***** Exercise materials

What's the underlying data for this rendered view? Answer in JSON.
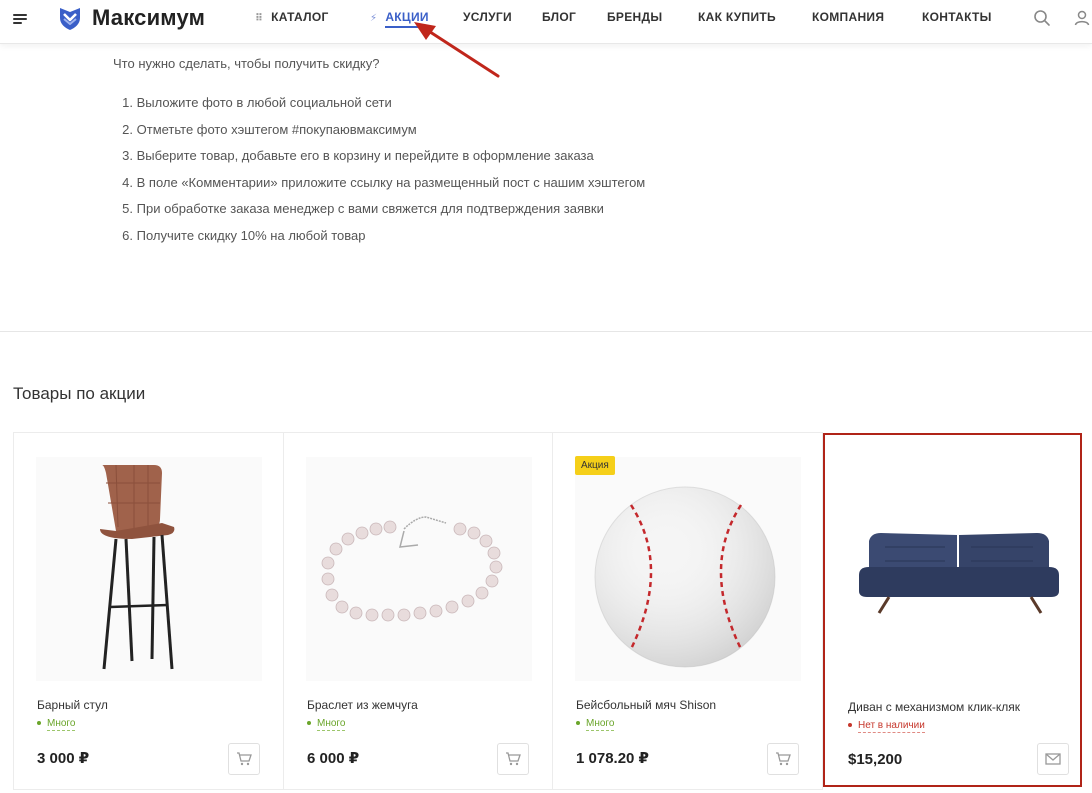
{
  "header": {
    "logo_text": "Максимум",
    "nav": [
      {
        "label": "КАТАЛОГ",
        "icon": "grid-icon"
      },
      {
        "label": "АКЦИИ",
        "icon": "lightning-icon",
        "active": true
      },
      {
        "label": "УСЛУГИ"
      },
      {
        "label": "БЛОГ"
      },
      {
        "label": "БРЕНДЫ"
      },
      {
        "label": "КАК КУПИТЬ"
      },
      {
        "label": "КОМПАНИЯ"
      },
      {
        "label": "КОНТАКТЫ"
      }
    ],
    "accent_color": "#3a5fc8"
  },
  "content": {
    "intro": "Что нужно сделать, чтобы получить скидку?",
    "steps": [
      "Выложите фото в любой социальной сети",
      "Отметьте фото хэштегом #покупаювмаксимум",
      "Выберите товар, добавьте его в корзину и перейдите в оформление заказа",
      "В поле «Комментарии» приложите ссылку на размещенный пост с нашим хэштегом",
      "При обработке заказа менеджер с вами свяжется для подтверждения заявки",
      "Получите скидку 10% на любой товар"
    ]
  },
  "products_section": {
    "title": "Товары по акции",
    "products": [
      {
        "name": "Барный стул",
        "stock": "Много",
        "price": "3 000 ₽",
        "action": "cart"
      },
      {
        "name": "Браслет из жемчуга",
        "stock": "Много",
        "price": "6 000 ₽",
        "action": "cart"
      },
      {
        "name": "Бейсбольный мяч Shison",
        "stock": "Много",
        "price": "1 078.20 ₽",
        "badge": "Акция",
        "action": "cart"
      },
      {
        "name": "Диван с механизмом клик-кляк",
        "stock": "Нет в наличии",
        "price": "$15,200",
        "action": "mail"
      }
    ]
  },
  "colors": {
    "in_stock": "#6aa52a",
    "out_of_stock": "#c6372c",
    "badge": "#f5cf19",
    "highlight_border": "#b02418",
    "arrow": "#c0261b"
  }
}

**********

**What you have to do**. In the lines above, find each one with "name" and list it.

**Answer section**.
        "name": "Барный стул",
        "name": "Браслет из жемчуга",
        "name": "Бейсбольный мяч Shison",
        "name": "Диван с механизмом клик-кляк",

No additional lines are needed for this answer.